Welcome to Comic Book Legends Revealed! This is the seven hundred and fifth installment where we examine comic book legends and whether they are true or false.
As usual, there will be three posts, one for each of the weekly three legends.
Marvel's Writer X was Howard Mackie.
In 2001, Marvel introduced a majorly revamped line of X-books, led by Grant Morrison and Frank Quitely's New X-Men.
There were other supporting titles, as well, though, including Joe Casey and Ian Churchill's Uncanny X-Men...
Peter Milligan and Mike Allred's widely-revamped X-Force...
and a book about mutant terrorists called The Brotherhood, by artists Esad Ribic and Kent Williams and...Writer X?
Here is how Marvel solicited the book at the time:
A MESSAGE FROM THE FRONTLINES: "Perhaps you think you know us. That costumed charlatans such as Magneto and his ilk are representative of our people. You are wrong. We are your neighbors. Your co-workers. The homeless you callously step over on your way to your safe, meaningless jobs. We will not announce ourselves with bright red uniforms or gloating public pronouncements. We will simply strike. When you see your streets run scarlet with blood, and your cities aflame, you will know your time is at an end. "You have taken our homes from us. Our families. Our future. You despoil the world we were meant to inherit, plundering the resources that rightfully belong to our children. No more... from this day forward, The Brotherhood declares open war on humanity. Its end will not come until the power to govern rests in our hands. Or until you are, once and for all, extinct."

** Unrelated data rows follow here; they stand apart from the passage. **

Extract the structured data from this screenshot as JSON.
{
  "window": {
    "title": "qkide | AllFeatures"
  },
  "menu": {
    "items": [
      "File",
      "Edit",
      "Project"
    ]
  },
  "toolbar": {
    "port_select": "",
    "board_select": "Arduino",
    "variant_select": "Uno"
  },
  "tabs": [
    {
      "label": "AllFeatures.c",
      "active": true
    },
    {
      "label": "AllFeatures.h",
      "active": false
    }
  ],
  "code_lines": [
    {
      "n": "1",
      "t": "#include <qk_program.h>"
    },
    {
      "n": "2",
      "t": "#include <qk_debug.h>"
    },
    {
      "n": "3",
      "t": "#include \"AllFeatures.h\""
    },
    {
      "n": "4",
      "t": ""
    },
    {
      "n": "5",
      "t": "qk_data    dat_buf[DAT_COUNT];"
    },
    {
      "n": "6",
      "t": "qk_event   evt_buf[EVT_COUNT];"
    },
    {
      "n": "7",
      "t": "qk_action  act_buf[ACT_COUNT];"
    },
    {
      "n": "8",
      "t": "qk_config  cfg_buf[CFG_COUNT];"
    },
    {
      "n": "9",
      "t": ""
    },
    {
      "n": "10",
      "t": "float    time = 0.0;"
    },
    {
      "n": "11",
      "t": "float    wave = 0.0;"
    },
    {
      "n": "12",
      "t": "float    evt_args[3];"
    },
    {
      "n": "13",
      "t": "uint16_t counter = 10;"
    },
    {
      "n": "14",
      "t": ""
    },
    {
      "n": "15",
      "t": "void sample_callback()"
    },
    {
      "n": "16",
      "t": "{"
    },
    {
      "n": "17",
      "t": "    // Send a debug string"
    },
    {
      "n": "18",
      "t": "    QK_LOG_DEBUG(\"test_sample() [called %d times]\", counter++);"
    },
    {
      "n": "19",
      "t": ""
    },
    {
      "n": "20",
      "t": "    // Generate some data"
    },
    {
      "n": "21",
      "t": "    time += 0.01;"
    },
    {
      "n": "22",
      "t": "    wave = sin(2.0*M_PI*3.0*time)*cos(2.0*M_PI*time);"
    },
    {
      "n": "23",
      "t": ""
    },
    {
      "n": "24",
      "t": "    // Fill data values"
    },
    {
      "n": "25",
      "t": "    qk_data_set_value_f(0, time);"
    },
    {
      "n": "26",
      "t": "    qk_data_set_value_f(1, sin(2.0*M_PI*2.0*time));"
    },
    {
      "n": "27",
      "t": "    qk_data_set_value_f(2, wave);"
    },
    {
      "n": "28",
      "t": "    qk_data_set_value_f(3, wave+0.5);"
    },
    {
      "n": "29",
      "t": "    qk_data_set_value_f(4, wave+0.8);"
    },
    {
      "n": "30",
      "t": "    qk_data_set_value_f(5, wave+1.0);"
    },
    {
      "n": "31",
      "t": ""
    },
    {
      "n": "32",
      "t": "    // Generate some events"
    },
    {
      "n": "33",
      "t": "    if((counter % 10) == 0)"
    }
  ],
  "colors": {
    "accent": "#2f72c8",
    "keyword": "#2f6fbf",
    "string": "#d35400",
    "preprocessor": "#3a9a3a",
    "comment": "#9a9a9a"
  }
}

THE CREATORS: Who is X? We don't know what his or her real name is, but we do know that he or she is writing one heck of an intense comic book! Joining this secret scribe is Essad Ribic, whose fine pencil work has been seen recently in CABLE and X-MEN 2000. And dig that wild cover by Bill Sienkiewicz!

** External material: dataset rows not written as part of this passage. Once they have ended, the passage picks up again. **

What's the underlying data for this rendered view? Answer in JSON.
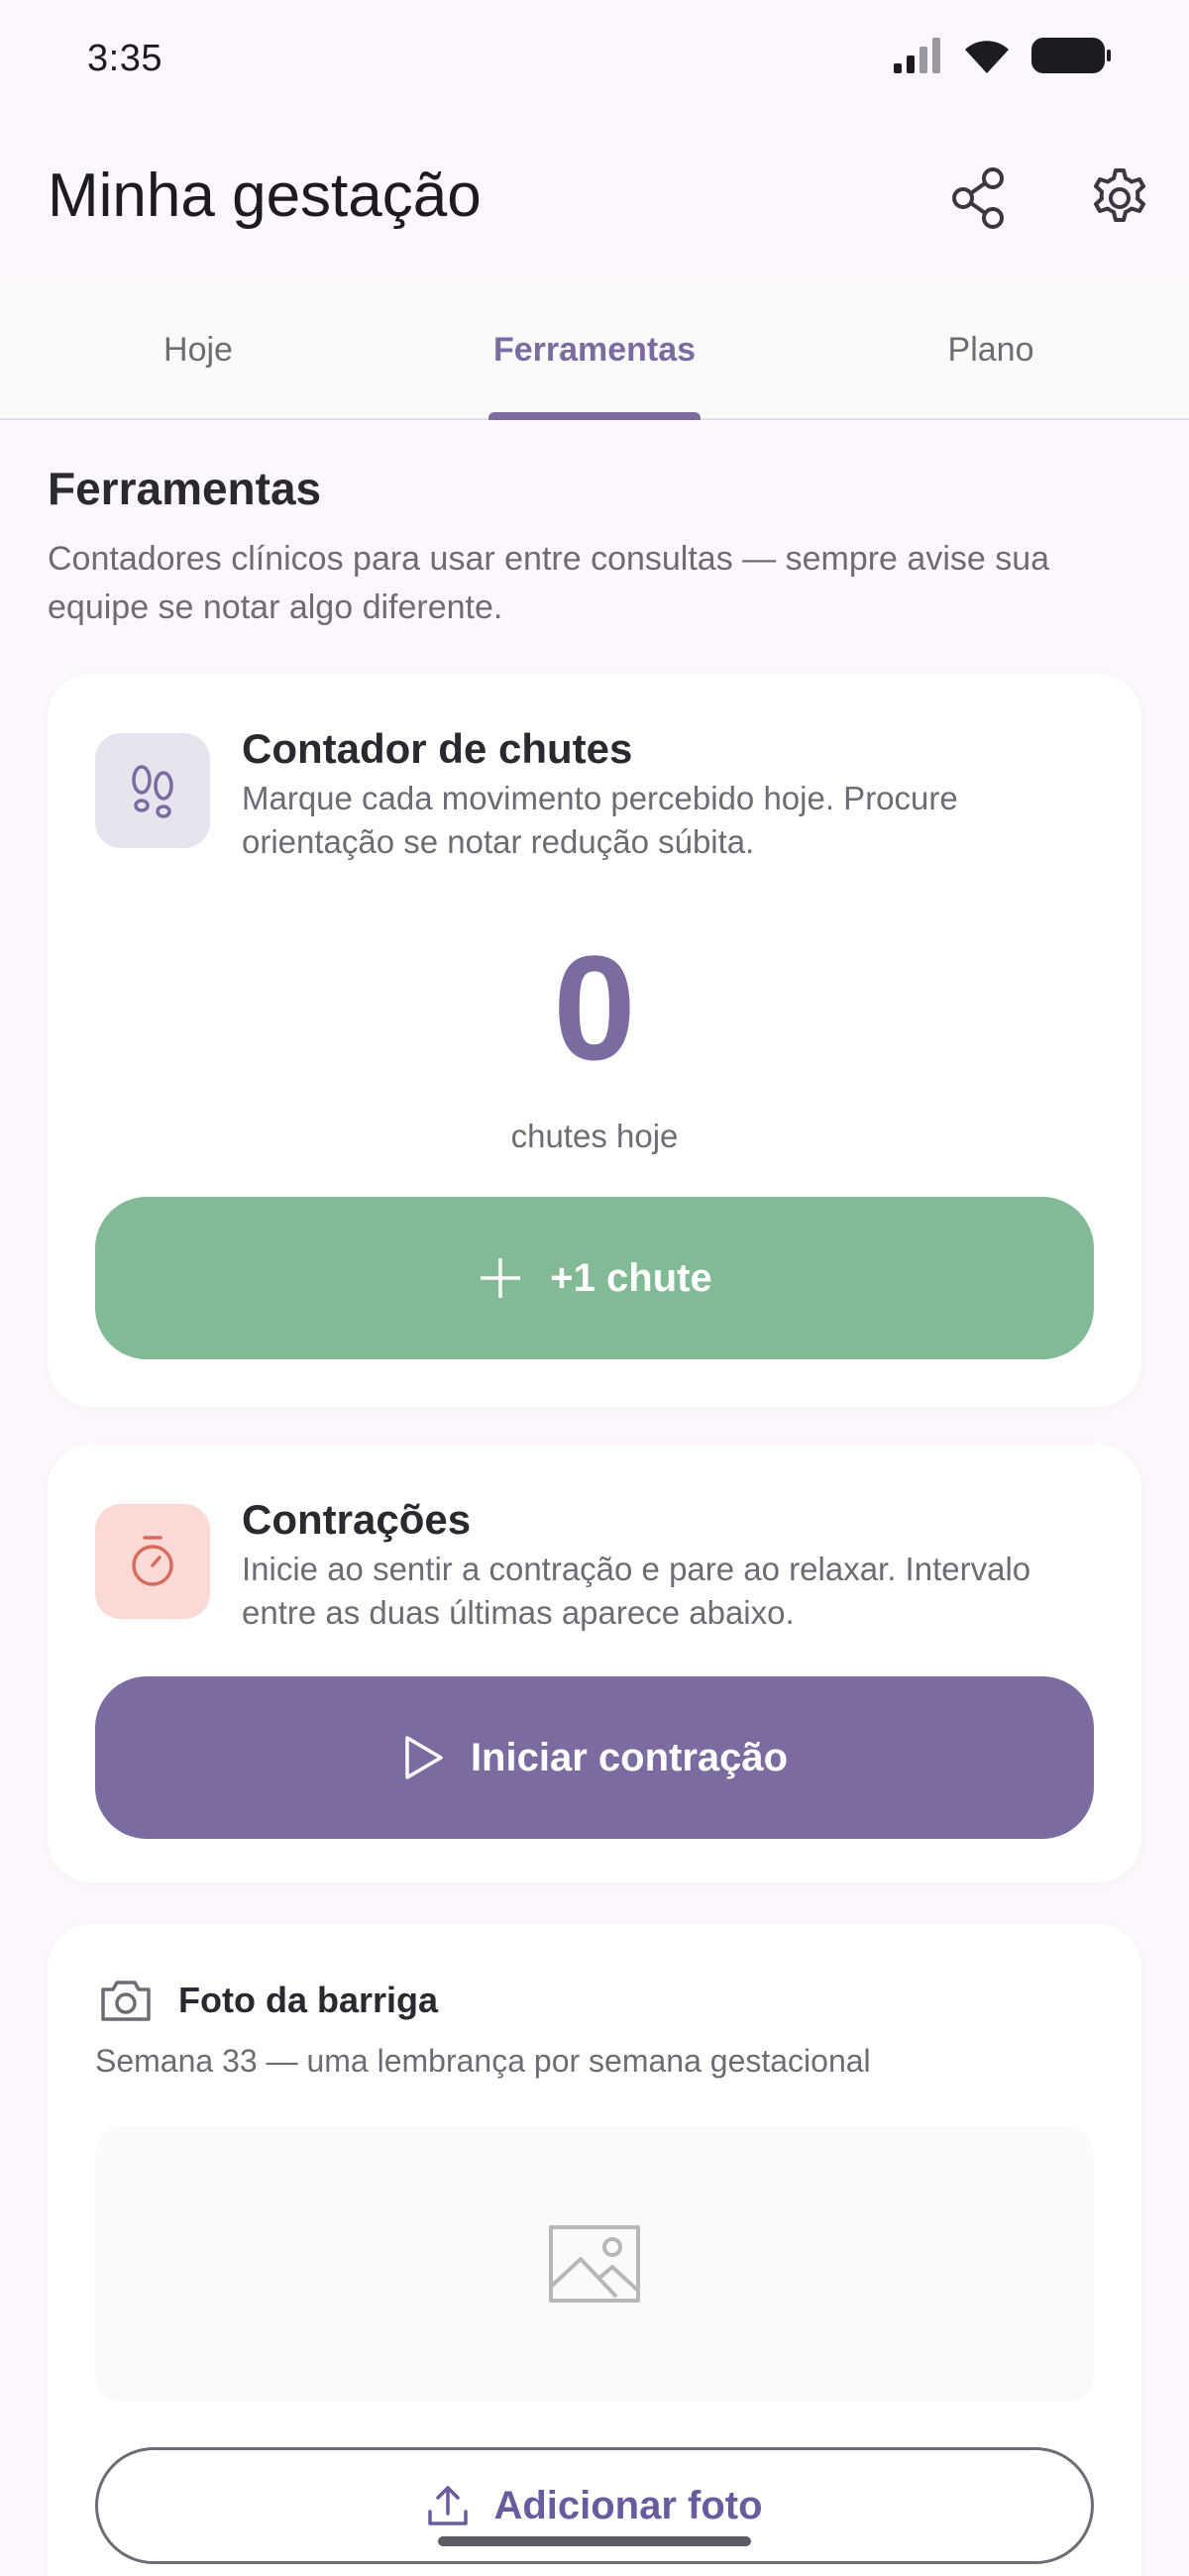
{
  "status_bar": {
    "time": "3:35",
    "icons": [
      "signal-icon",
      "wifi-icon",
      "battery-icon"
    ]
  },
  "app_bar": {
    "title": "Minha gestação",
    "actions": [
      "share-icon",
      "settings-icon"
    ]
  },
  "tabs": {
    "items": [
      "Hoje",
      "Ferramentas",
      "Plano"
    ],
    "active": "Ferramentas"
  },
  "section": {
    "title": "Ferramentas",
    "description": "Contadores clínicos para usar entre consultas — sempre avise sua equipe se notar algo diferente."
  },
  "kick_counter": {
    "title": "Contador de chutes",
    "description": "Marque cada movimento percebido hoje. Procure orientação se notar redução súbita.",
    "count": "0",
    "count_label": "chutes hoje",
    "button_label": "+1 chute",
    "icon": "footprints-icon"
  },
  "contractions": {
    "title": "Contrações",
    "description": "Inicie ao sentir a contração e pare ao relaxar. Intervalo entre as duas últimas aparece abaixo.",
    "button_label": "Iniciar contração",
    "icon": "stopwatch-icon"
  },
  "belly_photo": {
    "title": "Foto da barriga",
    "subtitle": "Semana 33 — uma lembrança por semana gestacional",
    "button_label": "Adicionar foto",
    "icon": "camera-icon"
  },
  "colors": {
    "accent": "#7b6ba1",
    "kick_button": "#81ba94",
    "contraction_tile": "#fbd9d4",
    "kick_tile": "#e8e4ee",
    "background": "#fdf7fd"
  }
}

Yes, Writer X's name was intentionally kept secret as a big ol' mystery. This tied into both the whole "secretive underground group" motif of the comic book series and also a commentary about how fans often judge comic books based on the names behind the comic book before they even read the comic book itself. Here, then, was a comic book that you would have to judge solely on the comic book itself and not whatever your preconceived notions would be about the writer.
Brotherhood lasted nine issues and Writer X has been a mystery ever since.

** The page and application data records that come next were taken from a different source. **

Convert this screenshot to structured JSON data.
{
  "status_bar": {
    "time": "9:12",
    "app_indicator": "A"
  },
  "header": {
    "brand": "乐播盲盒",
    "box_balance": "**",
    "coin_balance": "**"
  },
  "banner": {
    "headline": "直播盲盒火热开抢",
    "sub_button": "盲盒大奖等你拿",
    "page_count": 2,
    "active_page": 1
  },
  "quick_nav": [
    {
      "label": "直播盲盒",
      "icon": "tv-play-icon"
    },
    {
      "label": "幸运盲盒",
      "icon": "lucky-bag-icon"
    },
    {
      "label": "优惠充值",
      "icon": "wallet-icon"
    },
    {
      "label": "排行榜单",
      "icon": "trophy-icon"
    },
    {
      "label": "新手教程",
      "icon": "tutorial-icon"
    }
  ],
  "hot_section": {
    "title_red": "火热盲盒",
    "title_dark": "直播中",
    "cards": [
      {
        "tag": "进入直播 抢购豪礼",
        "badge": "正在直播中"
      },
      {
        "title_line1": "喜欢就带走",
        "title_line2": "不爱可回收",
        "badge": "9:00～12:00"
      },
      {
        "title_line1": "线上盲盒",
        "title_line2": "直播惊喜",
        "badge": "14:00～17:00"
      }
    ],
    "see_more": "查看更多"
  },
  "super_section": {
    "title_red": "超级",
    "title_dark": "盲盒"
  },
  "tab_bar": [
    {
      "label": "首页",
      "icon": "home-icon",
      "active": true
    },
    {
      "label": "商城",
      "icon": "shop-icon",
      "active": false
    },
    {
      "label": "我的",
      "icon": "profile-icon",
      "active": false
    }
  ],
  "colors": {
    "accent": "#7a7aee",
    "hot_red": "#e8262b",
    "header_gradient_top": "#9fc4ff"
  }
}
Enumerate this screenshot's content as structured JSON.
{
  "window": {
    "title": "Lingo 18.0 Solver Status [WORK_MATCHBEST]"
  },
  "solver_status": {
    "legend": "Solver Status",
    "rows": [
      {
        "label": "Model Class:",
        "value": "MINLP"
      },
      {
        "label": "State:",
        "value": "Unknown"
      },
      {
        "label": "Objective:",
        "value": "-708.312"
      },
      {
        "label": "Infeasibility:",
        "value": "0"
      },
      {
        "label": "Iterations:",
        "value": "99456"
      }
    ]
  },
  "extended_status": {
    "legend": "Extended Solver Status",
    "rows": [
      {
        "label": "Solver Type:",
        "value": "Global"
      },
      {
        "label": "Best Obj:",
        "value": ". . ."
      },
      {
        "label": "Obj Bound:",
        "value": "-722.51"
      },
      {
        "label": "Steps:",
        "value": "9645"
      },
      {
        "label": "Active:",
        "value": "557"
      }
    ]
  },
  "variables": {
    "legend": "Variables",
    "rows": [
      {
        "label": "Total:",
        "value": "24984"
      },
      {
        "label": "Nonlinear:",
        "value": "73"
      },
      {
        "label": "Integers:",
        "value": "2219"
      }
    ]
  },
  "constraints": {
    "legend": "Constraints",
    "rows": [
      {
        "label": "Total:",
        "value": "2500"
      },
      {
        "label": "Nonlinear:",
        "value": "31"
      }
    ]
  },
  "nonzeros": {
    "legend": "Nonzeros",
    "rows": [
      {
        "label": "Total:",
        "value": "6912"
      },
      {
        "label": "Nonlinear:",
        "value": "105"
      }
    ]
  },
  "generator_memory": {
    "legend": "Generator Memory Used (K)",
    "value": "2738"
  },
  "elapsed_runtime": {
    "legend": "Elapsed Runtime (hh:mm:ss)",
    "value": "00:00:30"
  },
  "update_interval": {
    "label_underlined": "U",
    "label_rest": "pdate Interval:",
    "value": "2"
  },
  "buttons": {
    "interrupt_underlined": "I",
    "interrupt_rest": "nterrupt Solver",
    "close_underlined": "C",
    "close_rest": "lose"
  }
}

I eventually found out the answer about six years ago, and for every "anniversary" Comic Book Legends Revealed since then, from #400 to #500 to #600 to #700, it became my bi-annual tradition to check in with Writer X to see if he or she was willing to reveal his or her identity. The way I figure it, it's their secret to reveal, not mine.
Well, while Writer X wasn't ready for CBLR #700, #705 was the time!
Writer X was Howard Mackie. I interviewed Howard here where we go into further detail about who came up with the idea for Writer X, why Writer X was created and why Brotherhood only lasted for nine issues!
Check out some "Secretive" entertainment legends from Legends Revealed:
Check back tomorrow for part 2 of this week's legends!
And remember, if you have a legend that you're curious about, drop me a line at either firstname.lastname@example.org or email@example.com!